GEORGIE ANNE GEYER Cowboy culture tempered at border
TOMBSTONE, Ariz. -- There's a funny bit of vanity that the Minutemen, who have come out in hundreds to "guard the border" during April, apply to themselves.
"Oh, we're just a bunch of old cowboys," they'll say repeatedly and proudly. In fact, the word "cowboy," used throughout much of American history to describe the individual up against the elements, seems to come up a lot here. It's hardly surprising, since Tombstone, about an hour north of the Mexican border, is the original and in-tact town of the American silver boom of the 1880s.
What's more, many of the 800 or so Minutemen super-patriots -- with their beards, pickup trucks and barely contained anger at the "invasion" of their country, sitting on their lawn chairs in remote spots staring at the border lest an illegal alien pass their way -- play deliberately into the cowboy image.
But over in Douglas on the border with Mexico, there are people who call the Minutemen by quite different names. "Our first taste of 'vigilantes' came in earlier years," Ray Borane, the respected educator who is mayor of that pleasant little city, told me. "There was the 'Arizona Guard,' then a small group called 'Ranch Rescue.' But we have had nothing compared to the Minutemen. They have the ability to draw a lot of people, and they have used the popular term of early American history, 'Minutemen.'
"They only took this 'peacekeeping' approach because everyone is watching them. ... I always said that the goal and mission were superficial and insincere, and that the leaders were self-aggrandizing."
But in my discussions with some of the Minutemen and my observations of their behavior, I did not find them to be vigilantes, rednecks or nutcases, as their many critics have averred. I was surprised at the sophistication of much of the leadership in their tactical thinking, and at the discipline of the men and women out on the line. In an entire month, there has not been one incident of violence.
Grey Deacon, the administrator of the project, attributes the success to "mission focus." During a long conversation in the disheveled office in the Tombstone Tumbleweed newspaper, Deacon says: "No violence! We impress it upon them so much they get sick and tired of hearing it.

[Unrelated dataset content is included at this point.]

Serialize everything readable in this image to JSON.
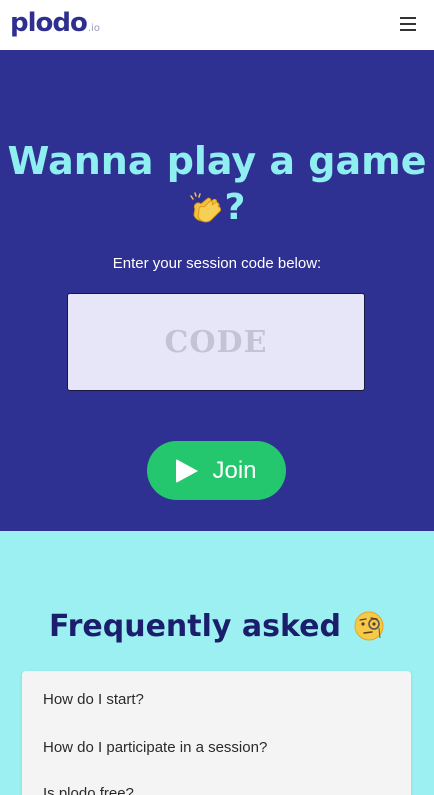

"That means we only report what we see. You never gesture [at illegals], you only shake your head negatively and walk away. You do not follow them; you report them to the Border Patrol."
At one point, amazingly, I ran into Paul Streitz, a prominent Shakespeare scholar from Connecticut who wrote "Oxford: Son of Queen Elizabeth I." "My reason to be here is to go back and tell our people why there are between 50,000 and 100,000 illegals throughout the state, replacing workers and having a huge economic effect. The mayor of Danbury has already asked that the state police be deputized to deal with immigration. Why am I down here on my own? Because I feel that my 12-year-old daughter's future is at stake."
The Minutemen do not want, as some members of Congress have urged, to be deputized to help the Border Patrol or the local authorities. Deacon, a former serviceman and son of a prominent Republican family from Washington state, insisted. "We haven't had significant background checks for that, and we don't have the ability to act as law officers."
But that does not mean that they do not have big plans. As they announced to me -- and then as they announced in demonstrations in Washington as their month here on the border ended -- they intend to move into two new phases. One, they plan to organize "White Collar Minutemen" to boycott and organize strikes against employers who hire aliens. Two, they intend to extend this Minutemen experience to the entire Southwestern border, and perhaps even to the Canadian border to stop drugs and smuggling there.
Universal Press Syndicate